First, I want to recognize and thank the female athletes who are here today.
Thank you for your courage.
I want to give a special shout out to my daughter behind me.
Piper, proud of you.
These talented, hardworking young women are the reason we are here.
This bill – the Save Women’s Sports Act – is common sense.
I want to acknowledge my colleagues in the Legislature for getting this to my desk.
And everyone here who worked on this bill – thank you.
When it comes to sports and athletics, girls should compete against girls.
Boys should compete against boys.
And let’s be very clear: That’s all this bill says.
It says: Athletic teams designated for “females,” “women” or “girls” shall not be open to students of the male sex.
And what we are trying to accomplish here is very simple.
We are protecting women’s sports.
We are ensuring a level playing field for female athletes who work hard -
Who train hard -
Who are committed to their team -
Who have dreams to be Number One in their sport -
Who deserve a fair competition.
The reality is: Men are biologically different than women.
Men have more muscle mass, their bones are larger and denser, they have larger lungs and wider airways.
These are physical advantages men have over women on the field, in the pool, on the track or on the court.
So how is it fair for a female track athlete, or swimmer, who has been training since she was 12 years old to lose in high school to a biological male?
It’s just not fair.
And it will not happen in Oklahoma.
In Oklahoma, we stand with female athletes.
In Oklahoma, we will protect women’s sports.
I am proud to sign the Save Women’s Sports Act into law today.

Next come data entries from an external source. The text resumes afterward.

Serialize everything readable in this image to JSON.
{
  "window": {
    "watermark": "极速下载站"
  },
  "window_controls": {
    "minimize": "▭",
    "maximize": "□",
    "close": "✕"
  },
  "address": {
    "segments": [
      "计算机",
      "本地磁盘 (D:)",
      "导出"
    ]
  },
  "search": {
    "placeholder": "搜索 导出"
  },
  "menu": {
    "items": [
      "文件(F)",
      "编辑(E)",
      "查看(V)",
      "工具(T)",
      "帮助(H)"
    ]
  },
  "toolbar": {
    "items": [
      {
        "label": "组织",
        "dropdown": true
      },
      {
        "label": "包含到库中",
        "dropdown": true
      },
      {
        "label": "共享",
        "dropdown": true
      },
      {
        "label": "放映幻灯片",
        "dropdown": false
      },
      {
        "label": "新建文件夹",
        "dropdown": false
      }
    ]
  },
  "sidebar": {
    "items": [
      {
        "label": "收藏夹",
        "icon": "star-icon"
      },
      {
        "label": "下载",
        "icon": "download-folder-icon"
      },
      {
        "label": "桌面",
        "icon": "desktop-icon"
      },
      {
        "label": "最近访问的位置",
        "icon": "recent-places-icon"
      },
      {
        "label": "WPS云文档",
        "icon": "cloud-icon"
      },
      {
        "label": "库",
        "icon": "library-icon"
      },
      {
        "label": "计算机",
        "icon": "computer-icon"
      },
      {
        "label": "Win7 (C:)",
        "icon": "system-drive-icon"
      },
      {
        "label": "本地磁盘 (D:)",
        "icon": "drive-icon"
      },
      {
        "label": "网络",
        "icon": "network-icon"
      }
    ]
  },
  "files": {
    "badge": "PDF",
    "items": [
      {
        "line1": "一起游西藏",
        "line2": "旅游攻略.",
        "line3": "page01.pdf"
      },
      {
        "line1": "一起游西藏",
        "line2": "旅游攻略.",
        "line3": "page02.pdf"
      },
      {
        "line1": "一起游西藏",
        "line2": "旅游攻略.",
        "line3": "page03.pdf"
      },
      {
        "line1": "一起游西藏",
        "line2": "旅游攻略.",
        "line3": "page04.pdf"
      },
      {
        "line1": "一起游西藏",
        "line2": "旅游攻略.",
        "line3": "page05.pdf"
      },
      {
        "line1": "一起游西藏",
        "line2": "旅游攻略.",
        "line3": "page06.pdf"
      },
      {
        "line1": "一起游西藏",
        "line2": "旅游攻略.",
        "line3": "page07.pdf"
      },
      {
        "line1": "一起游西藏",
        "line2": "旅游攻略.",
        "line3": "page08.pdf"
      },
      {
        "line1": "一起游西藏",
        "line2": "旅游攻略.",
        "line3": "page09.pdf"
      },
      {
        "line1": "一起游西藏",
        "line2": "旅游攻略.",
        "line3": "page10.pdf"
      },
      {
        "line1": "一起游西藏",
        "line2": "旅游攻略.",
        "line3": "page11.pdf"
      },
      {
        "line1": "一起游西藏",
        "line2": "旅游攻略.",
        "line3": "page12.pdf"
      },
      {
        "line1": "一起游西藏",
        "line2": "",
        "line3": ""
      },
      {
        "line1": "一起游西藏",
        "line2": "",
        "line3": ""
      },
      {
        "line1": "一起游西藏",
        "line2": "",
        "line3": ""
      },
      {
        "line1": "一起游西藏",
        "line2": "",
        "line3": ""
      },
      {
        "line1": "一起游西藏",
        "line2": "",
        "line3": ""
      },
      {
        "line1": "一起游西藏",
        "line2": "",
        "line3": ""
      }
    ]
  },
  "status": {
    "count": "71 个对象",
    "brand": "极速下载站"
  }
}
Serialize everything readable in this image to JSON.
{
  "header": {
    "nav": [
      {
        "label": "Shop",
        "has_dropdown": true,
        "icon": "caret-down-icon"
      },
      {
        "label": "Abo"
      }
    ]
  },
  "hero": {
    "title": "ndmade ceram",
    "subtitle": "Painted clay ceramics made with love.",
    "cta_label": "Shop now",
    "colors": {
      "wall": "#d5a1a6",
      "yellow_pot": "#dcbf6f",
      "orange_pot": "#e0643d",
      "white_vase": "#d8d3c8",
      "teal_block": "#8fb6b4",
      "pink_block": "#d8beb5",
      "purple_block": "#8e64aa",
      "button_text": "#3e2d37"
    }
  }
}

Senator Julie Daniels and Senator Micheal Bergstrom, as well as Rep. Toni Hasenbeck and Rep. Sheila Dills, are here today on behalf of the Legislature.
I want to give them a chance to speak before we take questions.